  • Committee on Military Affairs. Hearings on H.R. 4587, A Bill to Provide for the Appointment of Additional Commissioned Officers in the Regular Army, and for Other Purposes, Nov 6, 1945. U.S. House of Representatives. 79th Cong., 1st sess. Washington, D.C.: Government Printing Office, 1946.
  • Guttery, Ben R. Representing Texas: A Comprehensive History of U.S. and Confederate Senators and Representatives From Texas. Seattle: Booksurge, 2008.
  • Johnston, Marguerite. Houston, the Unknown City, 1836–1946. College Station, Tex.: Texas A&M University Press, 1991.
  • Mitchell, Mary H. Hollywood Cemetery: The History of a Southern Shrine. Richmond: Library of Virginia, 1999.
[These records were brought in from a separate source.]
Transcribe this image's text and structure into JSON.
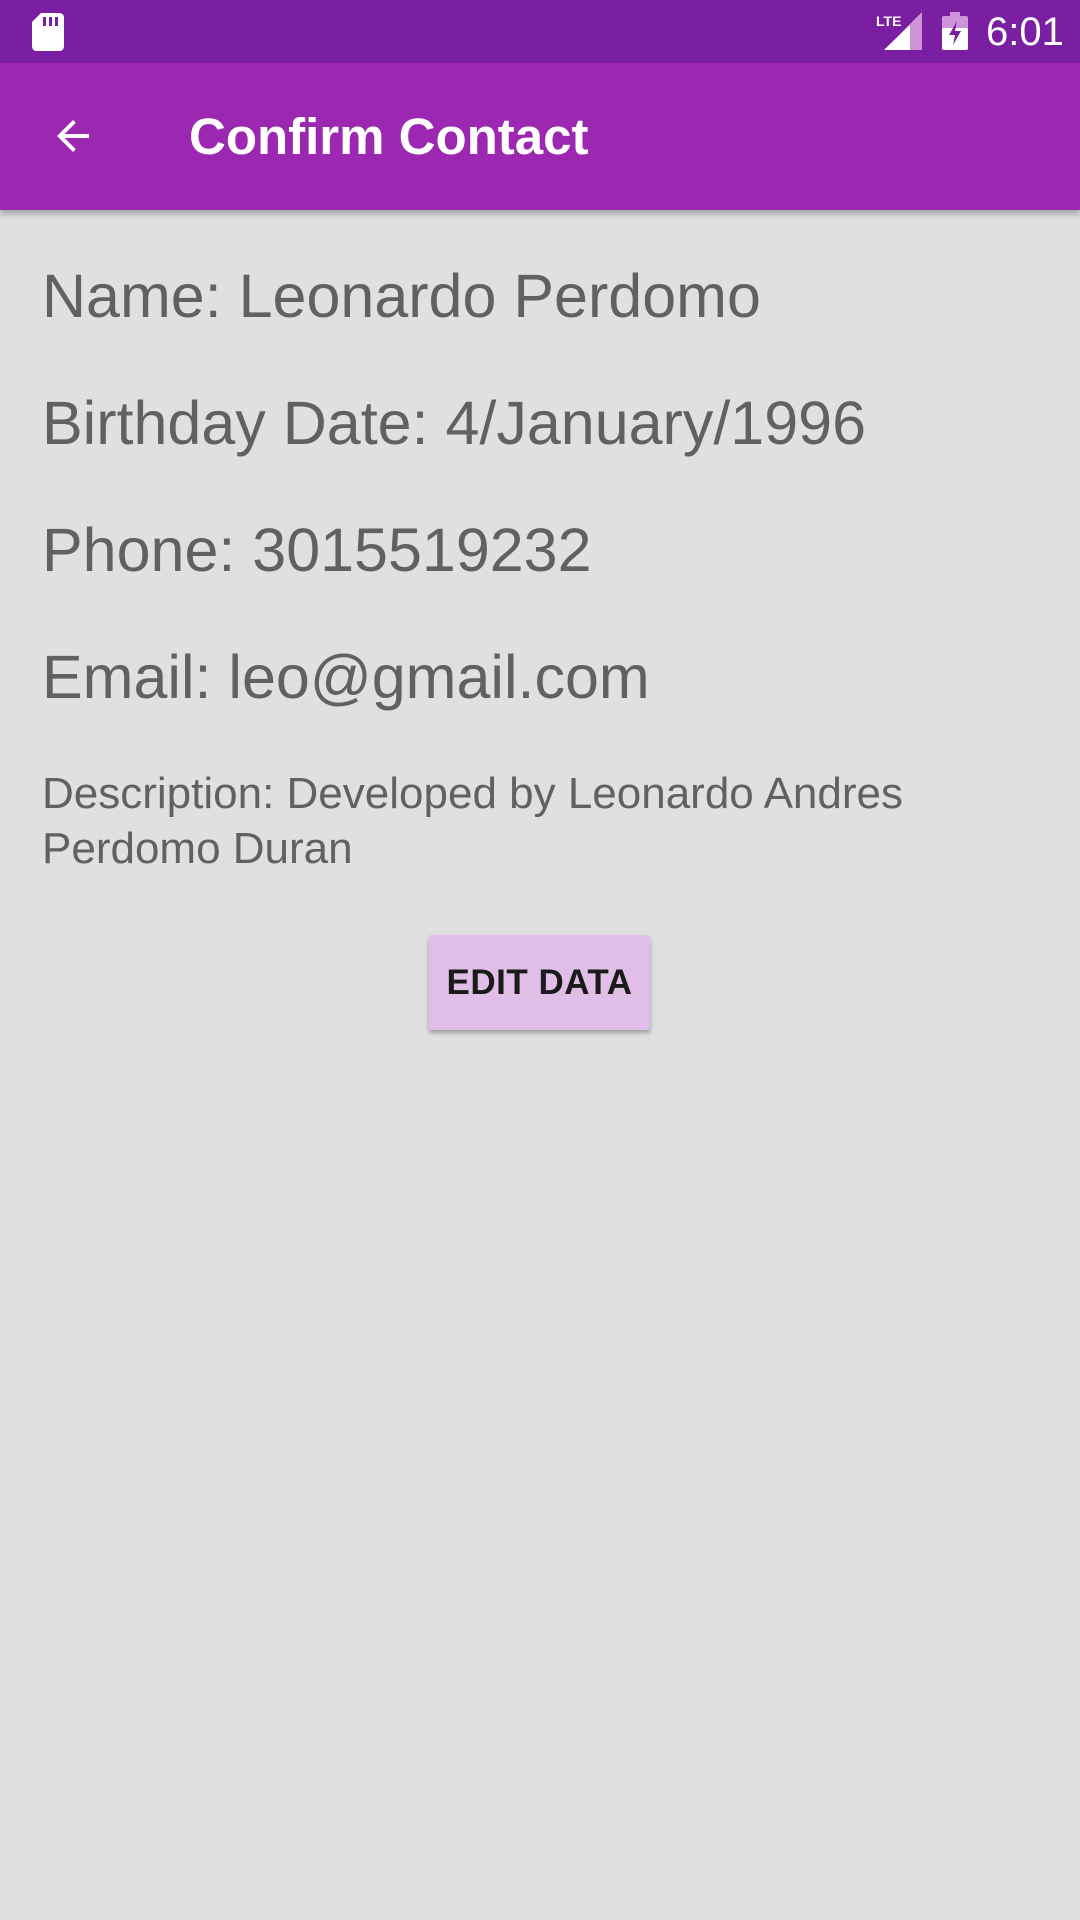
{
  "status_bar": {
    "time": "6:01",
    "network_label": "LTE",
    "icons": [
      "sd-card-icon",
      "lte-signal-icon",
      "battery-charging-icon"
    ],
    "color": "#7b1fa2"
  },
  "app_bar": {
    "title": "Confirm Contact",
    "back_icon": "arrow-back-icon",
    "color": "#9c27b0"
  },
  "contact": {
    "name": "Name: Leonardo Perdomo",
    "birthday": "Birthday Date: 4/January/1996",
    "phone": "Phone: 3015519232",
    "email": "Email: leo@gmail.com",
    "description": "Description: Developed by Leonardo Andres Perdomo Duran"
  },
  "actions": {
    "edit_label": "EDIT DATA",
    "edit_color": "#e1bee7"
  }
}
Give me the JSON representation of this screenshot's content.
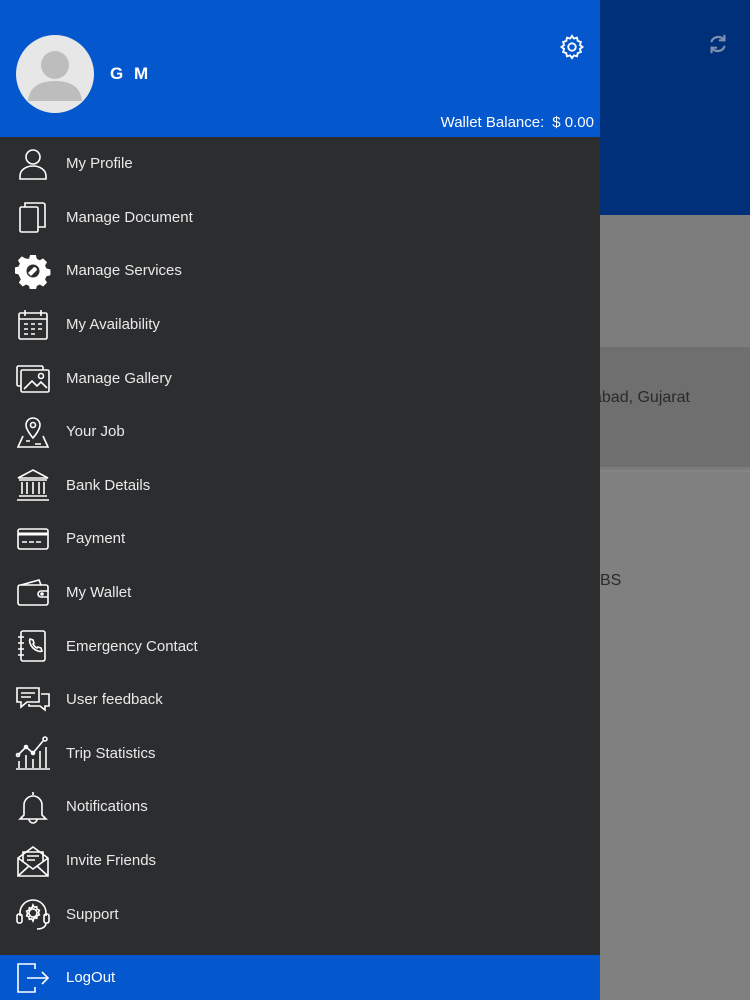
{
  "background": {
    "location_text": "abad,  Gujarat",
    "partial_text": "BS"
  },
  "drawer": {
    "user_name": "G M",
    "wallet_label": "Wallet Balance:",
    "wallet_amount": "$ 0.00",
    "menu": [
      {
        "label": "My Profile",
        "icon": "user-icon"
      },
      {
        "label": "Manage Document",
        "icon": "document-icon"
      },
      {
        "label": "Manage Services",
        "icon": "services-gear-icon"
      },
      {
        "label": "My Availability",
        "icon": "calendar-icon"
      },
      {
        "label": "Manage Gallery",
        "icon": "gallery-icon"
      },
      {
        "label": "Your Job",
        "icon": "map-pin-icon"
      },
      {
        "label": "Bank Details",
        "icon": "bank-icon"
      },
      {
        "label": "Payment",
        "icon": "credit-card-icon"
      },
      {
        "label": "My Wallet",
        "icon": "wallet-icon"
      },
      {
        "label": "Emergency Contact",
        "icon": "phone-book-icon"
      },
      {
        "label": "User feedback",
        "icon": "chat-bubbles-icon"
      },
      {
        "label": "Trip Statistics",
        "icon": "chart-icon"
      },
      {
        "label": "Notifications",
        "icon": "bell-icon"
      },
      {
        "label": "Invite Friends",
        "icon": "envelope-icon"
      },
      {
        "label": "Support",
        "icon": "headset-icon"
      }
    ],
    "logout_label": "LogOut"
  },
  "colors": {
    "header_blue": "#0457cd",
    "drawer_bg": "#2c2d2f",
    "bg_header": "#00307a"
  }
}
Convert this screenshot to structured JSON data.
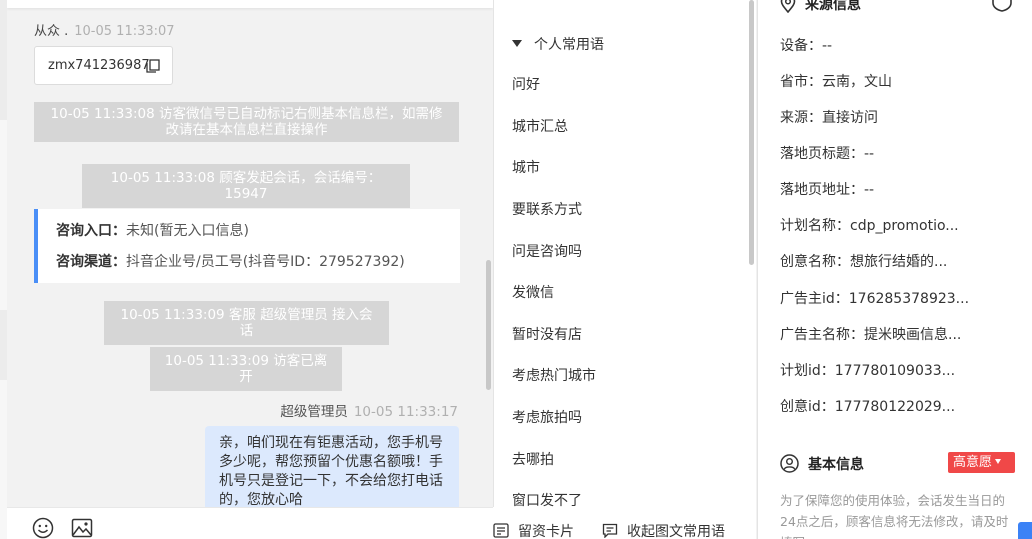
{
  "chat": {
    "sender_name": "从众 .",
    "sender_time": "10-05 11:33:07",
    "wechat_id": "zmx741236987",
    "system_messages": [
      "10-05 11:33:08 访客微信号已自动标记右侧基本信息栏，如需修改请在基本信息栏直接操作",
      "10-05 11:33:08 顾客发起会话，会话编号：15947",
      "10-05 11:33:09 客服 超级管理员 接入会话",
      "10-05 11:33:09 访客已离开"
    ],
    "info_card": {
      "entry_label": "咨询入口：",
      "entry_value": "未知(暂无入口信息)",
      "channel_label": "咨询渠道：",
      "channel_value": "抖音企业号/员工号(抖音号ID：279527392)"
    },
    "agent_name": "超级管理员",
    "agent_time": "10-05 11:33:17",
    "agent_message": "亲，咱们现在有钜惠活动，您手机号多少呢，帮您预留个优惠名额哦！手机号只是登记一下，不会给您打电话的，您放心哈"
  },
  "toolbar": {
    "emoji_icon": "emoji-icon",
    "image_icon": "image-icon",
    "card_label": "留资卡片",
    "collapse_label": "收起图文常用语"
  },
  "phrases": {
    "group_title": "个人常用语",
    "items": [
      "问好",
      "城市汇总",
      "城市",
      "要联系方式",
      "问是咨询吗",
      "发微信",
      "暂时没有店",
      "考虑热门城市",
      "考虑旅拍吗",
      "去哪拍",
      "窗口发不了"
    ]
  },
  "source_info": {
    "title": "来源信息",
    "fields": [
      "设备：--",
      "省市：云南，文山",
      "来源：直接访问",
      "落地页标题：--",
      "落地页地址：--",
      "计划名称：cdp_promotio...",
      "创意名称：想旅行结婚的...",
      "广告主id：176285378923...",
      "广告主名称：提米映画信息...",
      "计划id：177780109033...",
      "创意id：177780122029..."
    ]
  },
  "basic_info": {
    "title": "基本信息",
    "intent_badge": "高意愿",
    "notice": "为了保障您的使用体验，会话发生当日的24点之后，顾客信息将无法修改，请及时填写"
  },
  "colors": {
    "accent_blue": "#4a8ff7",
    "bubble_blue": "#dce9fd",
    "badge_red": "#f04848",
    "system_gray": "#d6d6d6"
  }
}
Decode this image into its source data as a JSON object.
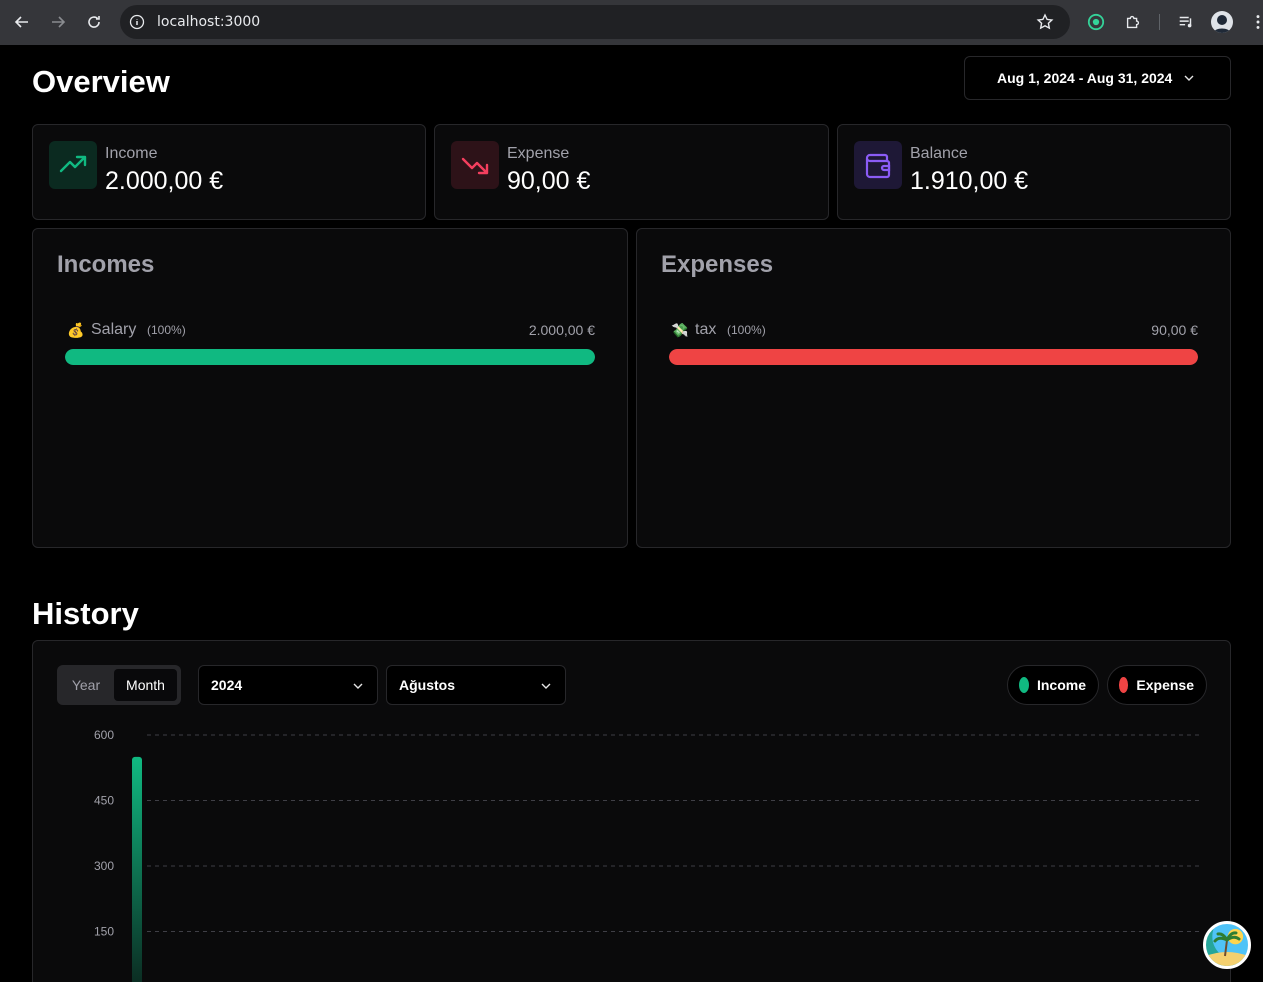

  • Waskey, A.J.L. "Sutherland, George." In The Encyclopedia of the Supreme Court. David Shultz, ed. New York: Facts on File, 2005.